He was one of my best friends on earth and the greatest hitter I ever faced. I faced a lot of guys, including Lou Gehrig. He was a great friend to me wife Anne and me. He was a great AmericanWilliams remembered as American icon Jul 05, 2002
He was one of my idols, along with (Joe) DiMaggio, Mickey (Mantle) and Stan Musial. He was so nice to my kids. My sons, Eddie and Tommy, went to Ted's camp about 35 years ago in Lakeville, Mass. My wife, Joan, and I went to visit them at the camp and Ted asked us to go and have lunch with him. Joan asked Ted about hitting and he got up in the middle of the restaurant, took his menu, wrapped it up and started showing her about hitting. He was the greatest hitter I ever facedWilliams remembered as American icon Jul 05, 2002
Edward Charles "Whitey" Ford (born October 21, 1928) is a former Major League Baseball pitcher who spent his entire 18-year career with the New York Yankees. He was voted into the Baseball Hall of Fame in 1974.
Ford was a native of the Astoria neighborhood of Queens, located in New York City just a few miles from Yankee Stadium over the Triborough Bridge. Ford was signed by the New York Yankees as an amateur free agent in 1947, and played his entire career in a Yankees uniform. He was given the nickname "Whitey" while in the minor leagues for his exceptionally blond hair. Ford graduated from Aviation High School in nearby Sunnyside, Queens.
Ford began his Major League Baseball career on July 1, 1950, with the Yankees and made a spectacular debut, winning his first nine decisions before losing a game in relief.
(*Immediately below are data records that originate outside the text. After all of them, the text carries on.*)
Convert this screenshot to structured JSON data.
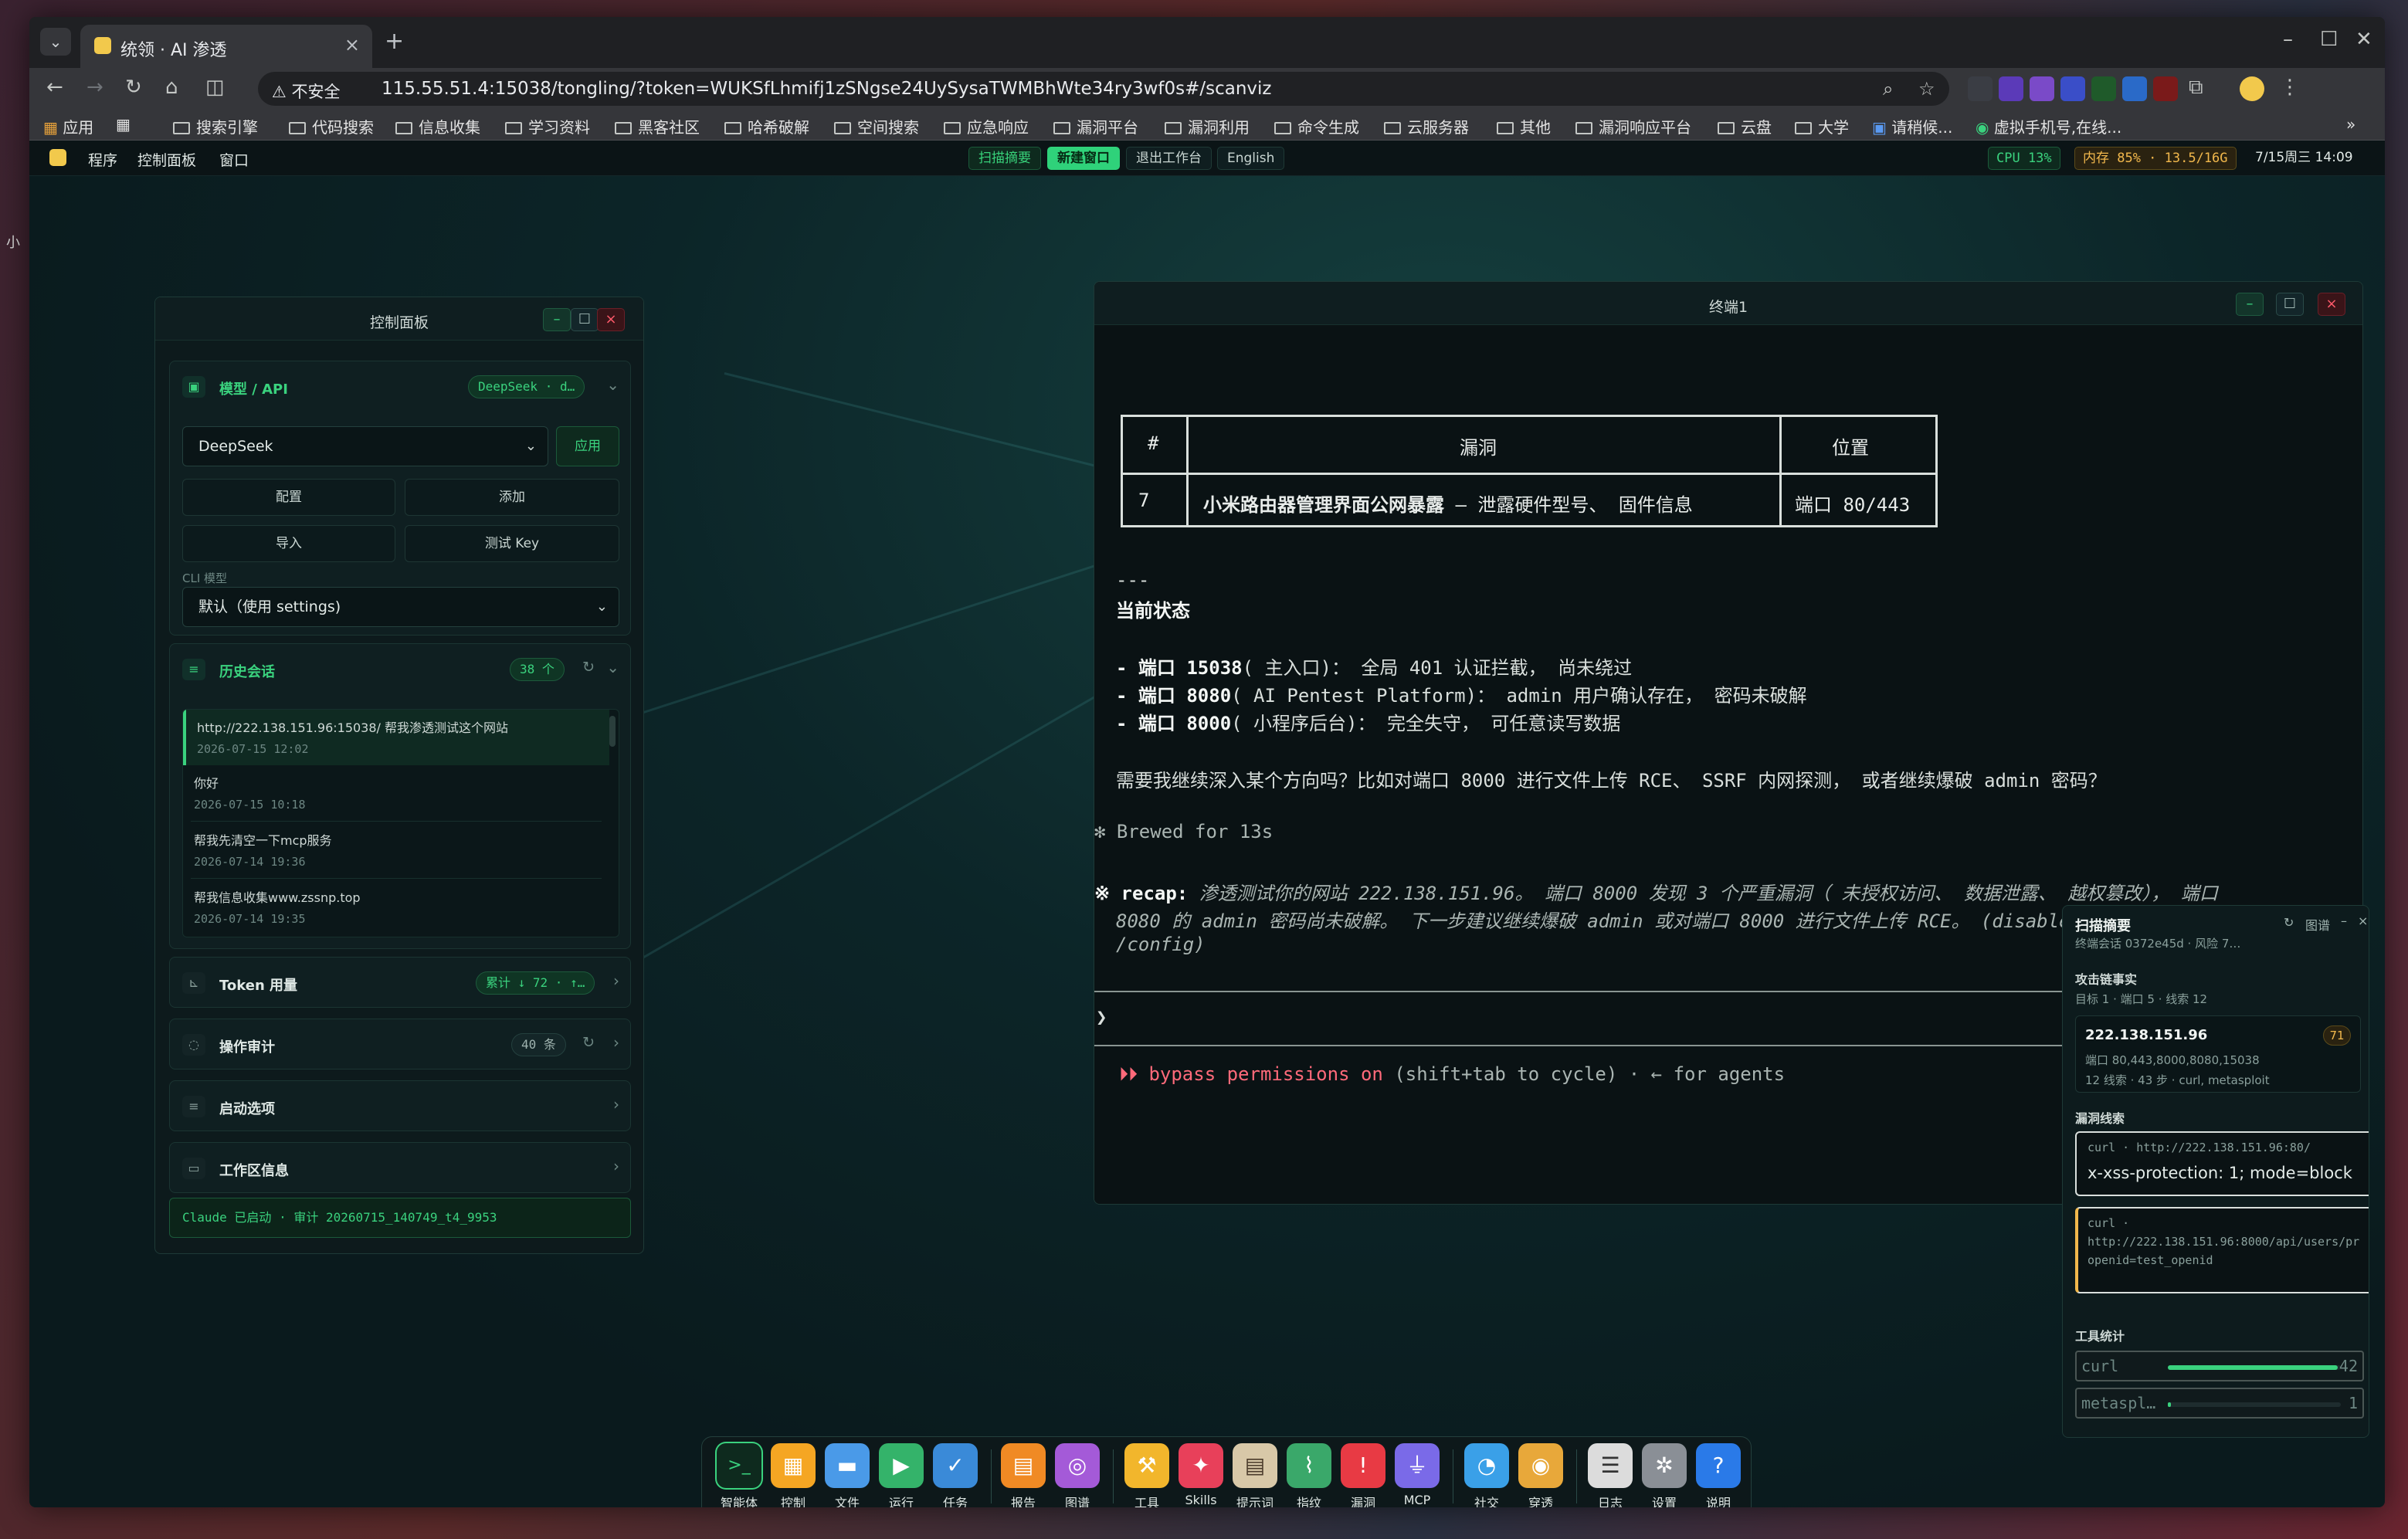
{
  "browser": {
    "tab_title": "统领 · AI 渗透",
    "insecure_label": "不安全",
    "url": "115.55.51.4:15038/tongling/?token=WUKSfLhmifj1zSNgse24UySysaTWMBhWte34ry3wf0s#/scanviz",
    "bookmarks": [
      "应用",
      "搜索引擎",
      "代码搜索",
      "信息收集",
      "学习资料",
      "黑客社区",
      "哈希破解",
      "空间搜索",
      "应急响应",
      "漏洞平台",
      "漏洞利用",
      "命令生成",
      "云服务器",
      "其他",
      "漏洞响应平台",
      "云盘",
      "大学",
      "请稍候...",
      "虚拟手机号,在线..."
    ]
  },
  "topbar": {
    "menus": [
      "程序",
      "控制面板",
      "窗口"
    ],
    "scan_summary": "扫描摘要",
    "new_window": "新建窗口",
    "exit_workbench": "退出工作台",
    "language": "English",
    "cpu": "CPU 13%",
    "mem": "内存 85% · 13.5/16G",
    "datetime": "7/15周三 14:09"
  },
  "control_panel": {
    "title": "控制面板",
    "model_section": {
      "label": "模型 / API",
      "badge": "DeepSeek · d…",
      "selected_model": "DeepSeek",
      "apply": "应用",
      "btn_config": "配置",
      "btn_add": "添加",
      "btn_import": "导入",
      "btn_test_key": "测试 Key",
      "cli_label": "CLI 模型",
      "cli_selected": "默认（使用 settings)"
    },
    "history": {
      "label": "历史会话",
      "badge": "38 个",
      "items": [
        {
          "q": "http://222.138.151.96:15038/ 帮我渗透测试这个网站",
          "d": "2026-07-15 12:02"
        },
        {
          "q": "你好",
          "d": "2026-07-15 10:18"
        },
        {
          "q": "帮我先清空一下mcp服务",
          "d": "2026-07-14 19:36"
        },
        {
          "q": "帮我信息收集www.zssnp.top",
          "d": "2026-07-14 19:35"
        }
      ]
    },
    "token": {
      "label": "Token 用量",
      "badge": "累计 ↓ 72 · ↑…"
    },
    "audit": {
      "label": "操作审计",
      "badge": "40 条"
    },
    "startup": {
      "label": "启动选项"
    },
    "workspace": {
      "label": "工作区信息"
    },
    "status": "Claude 已启动 · 审计 20260715_140749_t4_9953"
  },
  "terminal": {
    "title": "终端1",
    "table": {
      "headers": [
        "#",
        "漏洞",
        "位置"
      ],
      "row": {
        "num": "7",
        "vuln_bold": "小米路由器管理界面公网暴露",
        "vuln_rest": " — 泄露硬件型号、 固件信息",
        "loc": "端口 80/443"
      }
    },
    "divider": "---",
    "status_heading": "当前状态",
    "bullets": [
      {
        "pre": "- 端口 ",
        "port": "15038",
        "rest": "( 主入口)： 全局 401 认证拦截， 尚未绕过"
      },
      {
        "pre": "- 端口 ",
        "port": "8080",
        "rest": "( AI Pentest Platform)： admin 用户确认存在， 密码未破解"
      },
      {
        "pre": "- 端口 ",
        "port": "8000",
        "rest": "( 小程序后台)： 完全失守， 可任意读写数据"
      }
    ],
    "question": "需要我继续深入某个方向吗？比如对端口 8000 进行文件上传 RCE、 SSRF 内网探测， 或者继续爆破 admin 密码？",
    "brewed": "✻ Brewed for 13s",
    "recap_label": "※ recap:",
    "recap_1": " 渗透测试你的网站 222.138.151.96。 端口 8000 发现 3 个严重漏洞（ 未授权访问、 数据泄露、 越权篡改）， 端口",
    "recap_2": "8080 的 admin 密码尚未破解。 下一步建议继续爆破 admin 或对端口 8000 进行文件上传 RCE。 (disable recaps in",
    "recap_3": "/config)",
    "prompt": "❯",
    "bypass": "⏵⏵ bypass permissions on",
    "bypass_rest": " (shift+tab to cycle) · ← for agents"
  },
  "scan_panel": {
    "title": "扫描摘要",
    "graph": "图谱",
    "subtitle": "终端会话 0372e45d · 风险 7…",
    "chain_title": "攻击链事实",
    "chain_stats": "目标 1 · 端口 5 · 线索 12",
    "target_ip": "222.138.151.96",
    "target_score": "71",
    "target_ports": "端口 80,443,8000,8080,15038",
    "target_meta": "12 线索 · 43 步 · curl, metasploit",
    "clues_title": "漏洞线索",
    "clue1_cmd": "curl · http://222.138.151.96:80/",
    "clue1_text": "x-xss-protection: 1; mode=block",
    "clue2_cmd": "curl ·",
    "clue2_url": "http://222.138.151.96:8000/api/users/pr",
    "clue2_param": "openid=test_openid",
    "tools_title": "工具统计",
    "tools": [
      {
        "name": "curl",
        "count": "42",
        "fraction": 0.98
      },
      {
        "name": "metaspl…",
        "count": "1",
        "fraction": 0.02
      }
    ]
  },
  "dock": {
    "items": [
      "智能体",
      "控制",
      "文件",
      "运行",
      "任务",
      "报告",
      "图谱",
      "工具",
      "Skills",
      "提示词",
      "指纹",
      "漏洞",
      "MCP",
      "社交",
      "穿透",
      "日志",
      "设置",
      "说明"
    ]
  },
  "side_label": "小"
}
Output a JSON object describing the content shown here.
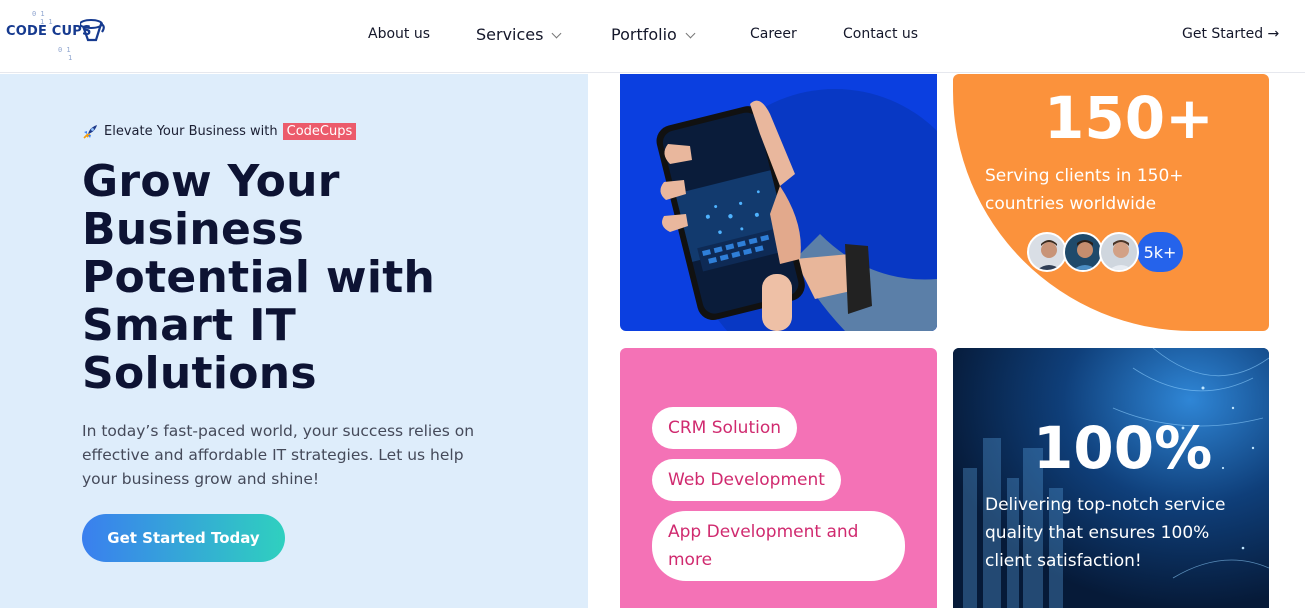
{
  "brand": {
    "logo_text": "CODE CUPS",
    "logo_bits": [
      "0 1",
      "1 1",
      "0 1",
      "1"
    ]
  },
  "nav": {
    "items": [
      {
        "label": "About us",
        "dropdown": false
      },
      {
        "label": "Services",
        "dropdown": true
      },
      {
        "label": "Portfolio",
        "dropdown": true
      },
      {
        "label": "Career",
        "dropdown": false
      },
      {
        "label": "Contact us",
        "dropdown": false
      }
    ],
    "cta": "Get Started →"
  },
  "hero": {
    "eyebrow_prefix": "Elevate Your Business with",
    "eyebrow_brand": "CodeCups",
    "headline_lines": [
      "Grow Your",
      "Business",
      "Potential with",
      "Smart IT",
      "Solutions"
    ],
    "description": "In today’s fast-paced world, your success relies on effective and affordable IT strategies. Let us help your business grow and shine!",
    "button": "Get Started Today"
  },
  "stat_clients": {
    "number": "150+",
    "text": "Serving clients in 150+ countries worldwide",
    "avatar_more": "5k+"
  },
  "services_card": {
    "pills": [
      "CRM Solution",
      "Web Development",
      "App Development and more"
    ]
  },
  "stat_quality": {
    "number": "100%",
    "text": "Delivering top-notch service quality that ensures 100% client satisfaction!"
  },
  "colors": {
    "accent_blue": "#0b3fe0",
    "orange": "#fb923c",
    "pink": "#f472b6",
    "brand_tag": "#ec5b6b",
    "hero_bg": "#deedfb"
  }
}
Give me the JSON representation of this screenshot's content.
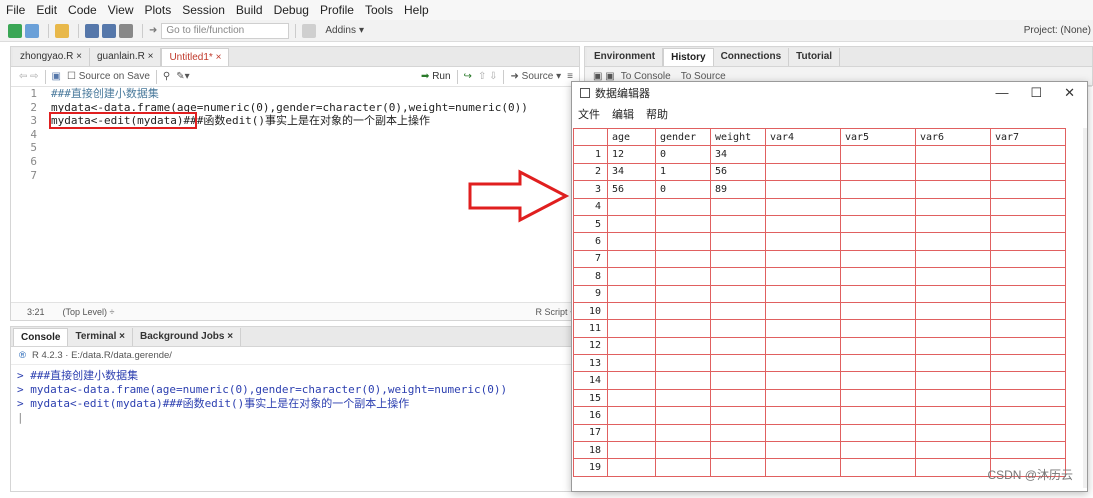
{
  "menubar": [
    "File",
    "Edit",
    "Code",
    "View",
    "Plots",
    "Session",
    "Build",
    "Debug",
    "Profile",
    "Tools",
    "Help"
  ],
  "toolbar": {
    "goto_placeholder": "Go to file/function",
    "addins": "Addins",
    "project": "Project: (None)"
  },
  "source": {
    "tabs": [
      "zhongyao.R",
      "guanlain.R",
      "Untitled1*"
    ],
    "active_tab": 2,
    "source_on_save": "Source on Save",
    "run": "Run",
    "source": "Source",
    "lines": [
      "###直接创建小数据集",
      "mydata<-data.frame(age=numeric(0),gender=character(0),weight=numeric(0))",
      "mydata<-edit(mydata)###函数edit()事实上是在对象的一个副本上操作",
      "",
      "",
      "",
      ""
    ],
    "line_numbers": [
      "1",
      "2",
      "3",
      "4",
      "5",
      "6",
      "7"
    ],
    "status_pos": "3:21",
    "status_level": "(Top Level) ÷",
    "status_type": "R Script ÷"
  },
  "console": {
    "tabs": [
      "Console",
      "Terminal",
      "Background Jobs"
    ],
    "path": "R 4.2.3 · E:/data.R/data.gerende/",
    "lines": [
      "> ###直接创建小数据集",
      "> mydata<-data.frame(age=numeric(0),gender=character(0),weight=numeric(0))",
      "> mydata<-edit(mydata)###函数edit()事实上是在对象的一个副本上操作"
    ]
  },
  "env": {
    "tabs": [
      "Environment",
      "History",
      "Connections",
      "Tutorial"
    ],
    "to_console": "To Console",
    "to_source": "To Source"
  },
  "editor_dialog": {
    "title": "数据编辑器",
    "menu": [
      "文件",
      "编辑",
      "帮助"
    ],
    "columns": [
      "age",
      "gender",
      "weight",
      "var4",
      "var5",
      "var6",
      "var7"
    ],
    "rows": [
      [
        "12",
        "0",
        "34",
        "",
        "",
        "",
        ""
      ],
      [
        "34",
        "1",
        "56",
        "",
        "",
        "",
        ""
      ],
      [
        "56",
        "0",
        "89",
        "",
        "",
        "",
        ""
      ]
    ],
    "row_count": 19
  },
  "watermark": "CSDN @沐历云"
}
Ford received a handful of lower-ballot Most Valuable Player votes despite throwing just 112 innings, and was voted the AL Rookie of the Year by the Sporting News. (Walt Dropo was the Rookie of Year choice of the BBWAA.)